In mentioning Idle Theory yesterday, I remarked that it was really a piece of simple physics. In fact all my ideas seem to be simple physics, including the Newtonian orbital simulation model I use for looking at asteroids. Included in that simulation model (with a note saying it really ought not to be there) is my simple physical model of a human society as a set of nodes (people) with ties between them (relationships of one sort or other). Some time ago I used it to demonstrate how a society could be pulled apart by centrifugal forces (for example between smokers and antismokers), so that what started out as an ordered and cohesive society (top right) could be torn apart (bottom right, with ties in compression red, ties in tension blue).
The obvious problem with this analogy is that humans are not actually subject to actual forces pushing them together or tearing them apart.
But this morning, remembering how the UK Brexit vote was balanced on a knife edge back in June, with Remain expected to win – and how the US presidential election is similarly poised -, I wondered whether this regular rough equality of opposing forces might in fact be an expression of Newton’s 3rd law of motion: To every force, there is an equal and opposite reaction.
I also thought how my own political orientation – mildly left wing for many years – was turned upside down by the UK smoking ban. For me that ban has always seemed crushing. And amounted to being expelled from society. Or “exiled” as Deborah Arnott would put it. Either way, all these terms – “crushing”, “expulsion”, “exile” – speak almost of some kind of physical force being employed. And indeed, it has been the force of law that has been used to expel or exile smokers like me. So perhaps it’s not improper to speak of forces being exerted on people. And perhaps what happened to me was that, if as a slightly left wing member of society I was experiencing a slight tension, when I experienced the ‘crushing’ force of the smoking ban I flipped into experiencing strong compression (and also started ‘pushing back’).

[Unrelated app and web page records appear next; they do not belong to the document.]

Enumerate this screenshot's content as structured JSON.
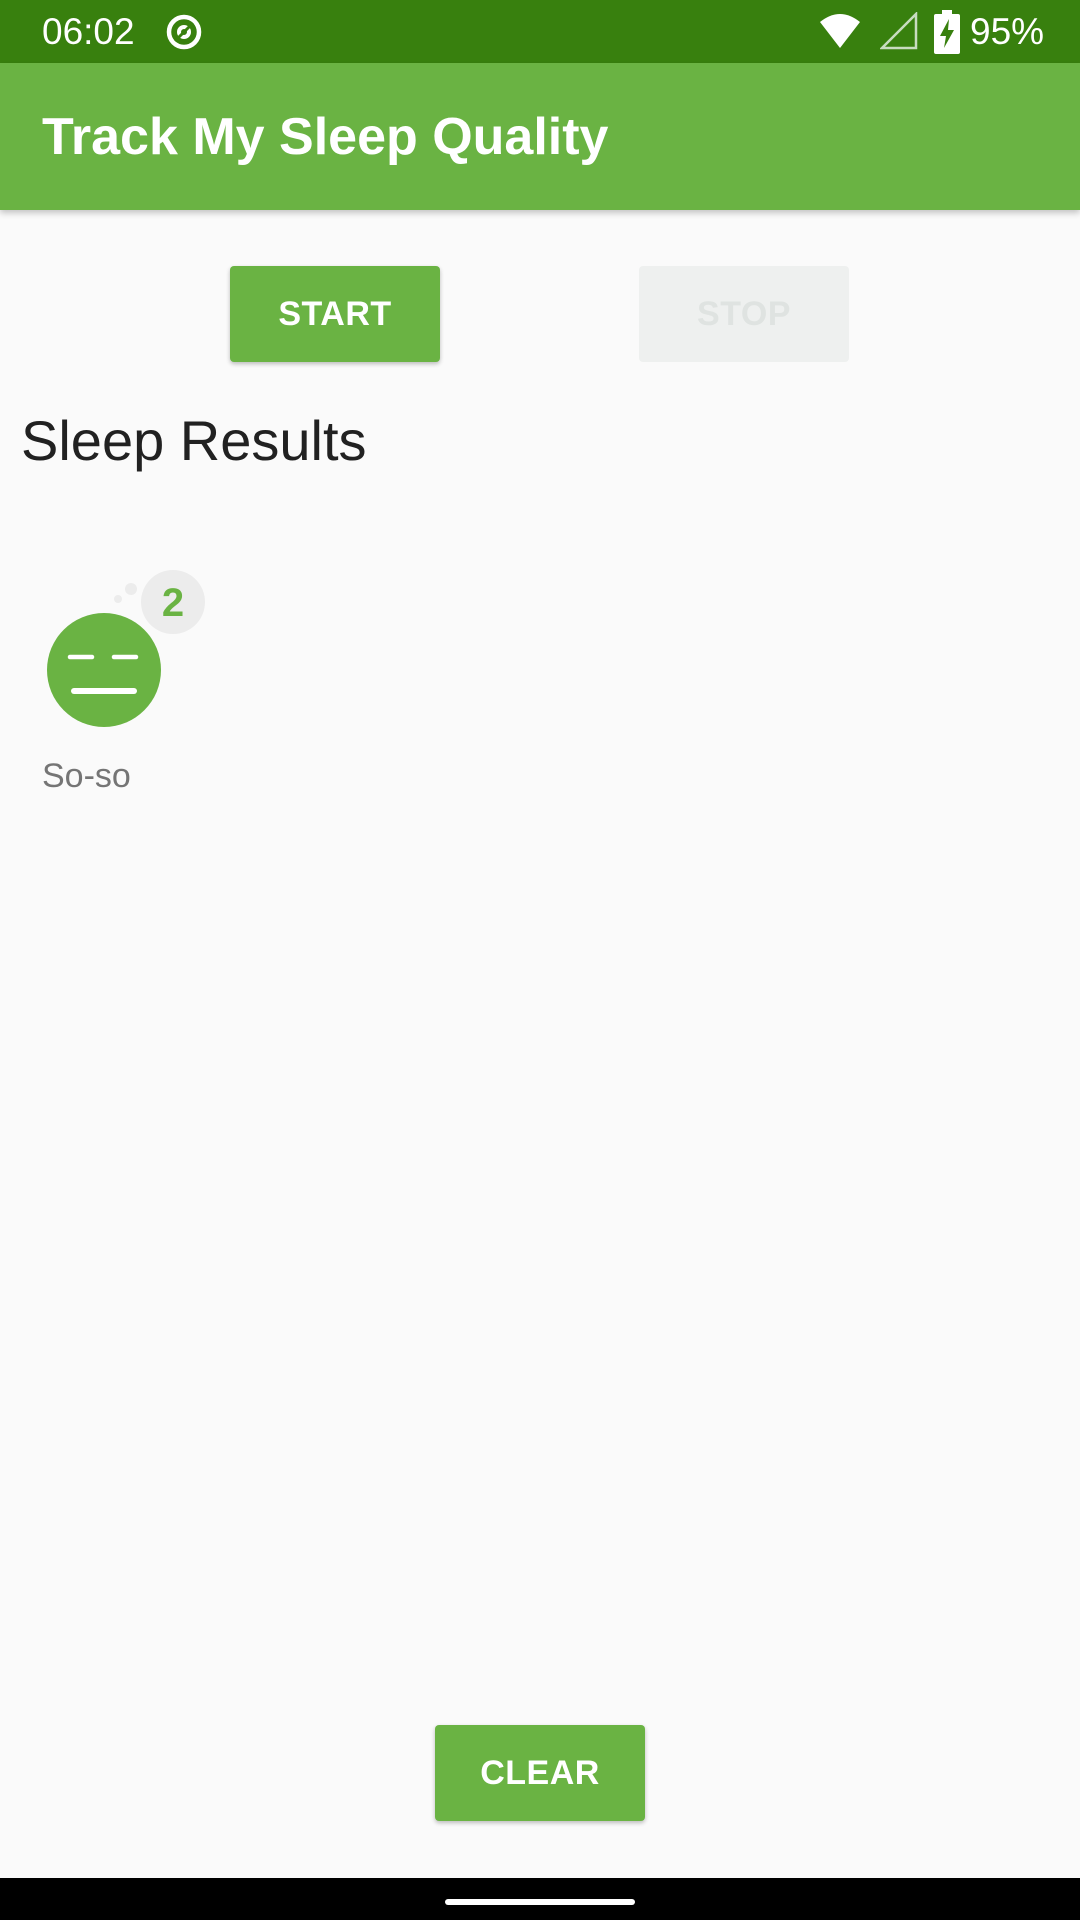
{
  "status_bar": {
    "time": "06:02",
    "battery_percent": "95%",
    "background_color": "#38800e"
  },
  "app_bar": {
    "title": "Track My Sleep Quality",
    "background_color": "#6ab343"
  },
  "buttons": {
    "start_label": "START",
    "stop_label": "STOP",
    "clear_label": "CLEAR"
  },
  "sleep_results": {
    "title": "Sleep Results",
    "items": [
      {
        "quality_label": "So-so",
        "quality_score": "2",
        "icon": "so-so-face-icon"
      }
    ]
  }
}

But in human societies there is actually very little real force ever exerted. There is instead the threat of force. And in the case of the smoking ban, the threat was that if I smoked in prohibited places, I could be heavily fined (i.e. have money forcibly taken from me). If I haven’t been fined, it’s because I’ve internalised that threat, and so act as if I am being subjected to force, although I am not actually being subjected to any force.
People internalise the force of law, and this internalised force of law constrains their actions just as effectively as any real physical constraint – such as a ball and chain.

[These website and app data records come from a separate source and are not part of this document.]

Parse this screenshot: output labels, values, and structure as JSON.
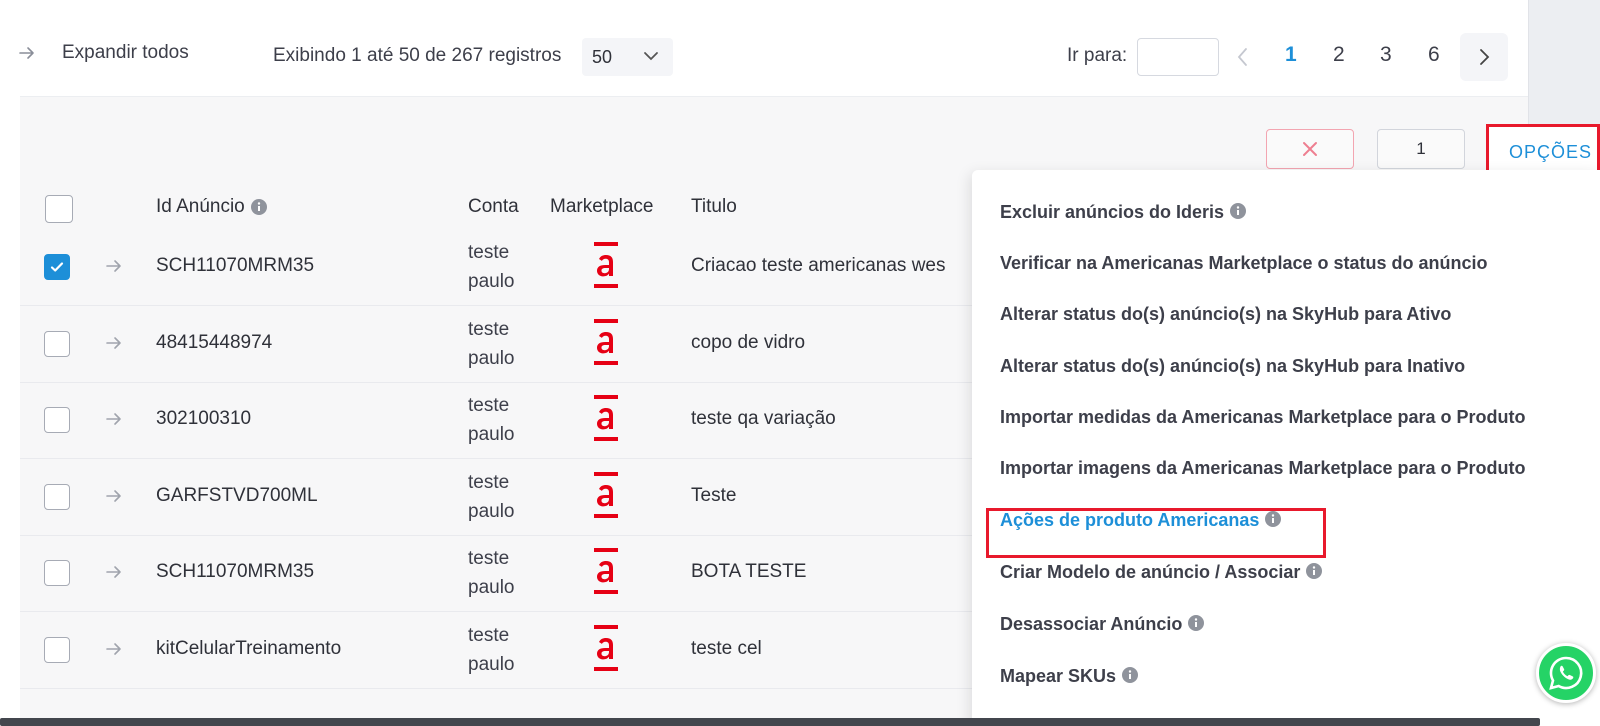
{
  "toolbar": {
    "expand_label": "Expandir todos",
    "showing_text": "Exibindo 1 até 50 de 267 registros",
    "per_page": "50",
    "goto_label": "Ir para:",
    "goto_value": "",
    "pages": [
      "1",
      "2",
      "3",
      "6"
    ],
    "active_page": "1"
  },
  "actions": {
    "clear_icon": "close-icon",
    "selected_count": "1",
    "options_label": "OPÇÕES"
  },
  "table": {
    "headers": {
      "id": "Id Anúncio",
      "account": "Conta",
      "marketplace": "Marketplace",
      "title": "Titulo"
    },
    "rows": [
      {
        "checked": true,
        "id": "SCH11070MRM35",
        "account": "teste paulo",
        "marketplace_logo": "americanas-logo",
        "title": "Criacao teste americanas wes"
      },
      {
        "checked": false,
        "id": "48415448974",
        "account": "teste paulo",
        "marketplace_logo": "americanas-logo",
        "title": "copo de vidro"
      },
      {
        "checked": false,
        "id": "302100310",
        "account": "teste paulo",
        "marketplace_logo": "americanas-logo",
        "title": "teste qa variação"
      },
      {
        "checked": false,
        "id": "GARFSTVD700ML",
        "account": "teste paulo",
        "marketplace_logo": "americanas-logo",
        "title": "Teste"
      },
      {
        "checked": false,
        "id": "SCH11070MRM35",
        "account": "teste paulo",
        "marketplace_logo": "americanas-logo",
        "title": "BOTA TESTE"
      },
      {
        "checked": false,
        "id": "kitCelularTreinamento",
        "account": "teste paulo",
        "marketplace_logo": "americanas-logo",
        "title": "teste cel"
      }
    ]
  },
  "menu": {
    "items": [
      {
        "label": "Excluir anúncios do Ideris",
        "info": true
      },
      {
        "label": "Verificar na Americanas Marketplace o status do anúncio",
        "info": false
      },
      {
        "label": "Alterar status do(s) anúncio(s) na SkyHub para Ativo",
        "info": false
      },
      {
        "label": "Alterar status do(s) anúncio(s) na SkyHub para Inativo",
        "info": false
      },
      {
        "label": "Importar medidas da Americanas Marketplace para o Produto",
        "info": false
      },
      {
        "label": "Importar imagens da Americanas Marketplace para o Produto",
        "info": false
      },
      {
        "label": "Ações de produto Americanas",
        "info": true,
        "highlighted": true
      },
      {
        "label": "Criar Modelo de anúncio / Associar",
        "info": true
      },
      {
        "label": "Desassociar Anúncio",
        "info": true
      },
      {
        "label": "Mapear SKUs",
        "info": true
      }
    ]
  },
  "colors": {
    "accent": "#1d8fd8",
    "highlight_border": "#e8192c",
    "americanas_red": "#e60014",
    "whatsapp": "#25d366"
  },
  "whatsapp_icon": "whatsapp-icon"
}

And quite often the force of law becomes overt, as when riot police with helmets and shields and batons confront some unruly mob. The same demonstration of the possibility of the use of force lay behind the Roman fasces – a bundle of rods and axes – which were used as a not-so-subtle demonstration of the potential force of Roman law.
Money is another ‘force’ at work in human societies. If nothing else, it can be used to buy arms, and hire the mercenaries to carry them. And military law ensures that they don’t desert, on pain of being executed by firing squad.
And then of course there are ties of family and friends and colleagues, which also tug people to and fro.
So – using the idea of internalised force – I began to wonder if my simple physical model of society was perhaps rather more realistic than I had imagined. We are all subjected to internalised forces that pull us or push us in various directions, and we respond accordingly. And we can change very quickly from going in one direction to going in the opposite direction, just like colliding balls on a pool table. My own change of political orientation was an example of this. It wasn’t something I wanted: it was something that happened to me.
Also, we very often speak of “being torn between” choices, or “under pressure”, or “hemmed in”, or “losing momentum”. We actually use the language of force and motion to describe events from which real forces are absent.
And when internalised forces mount, they may break out and become externalised forces, when people start fights or commit murders, and internalised potential energy becomes externalised kinetic energy.
This is perhaps a rather deterministic view of social life, in which there is little or no freedom of choice: we are all just being pushed and pulled, and we move accordingly, just like balls on a pool table. But faced with a variety of different pressures, there are usually a variety of different responses available. With a collision imminent, a cyclist might accelerate, brake, swerve, or throw himself off the bike. He has a little bit of freedom of action.
Anyway, this was the novel thought that I entertained while sitting in the sunny garden of an English pub today, with a beer and a cigarette.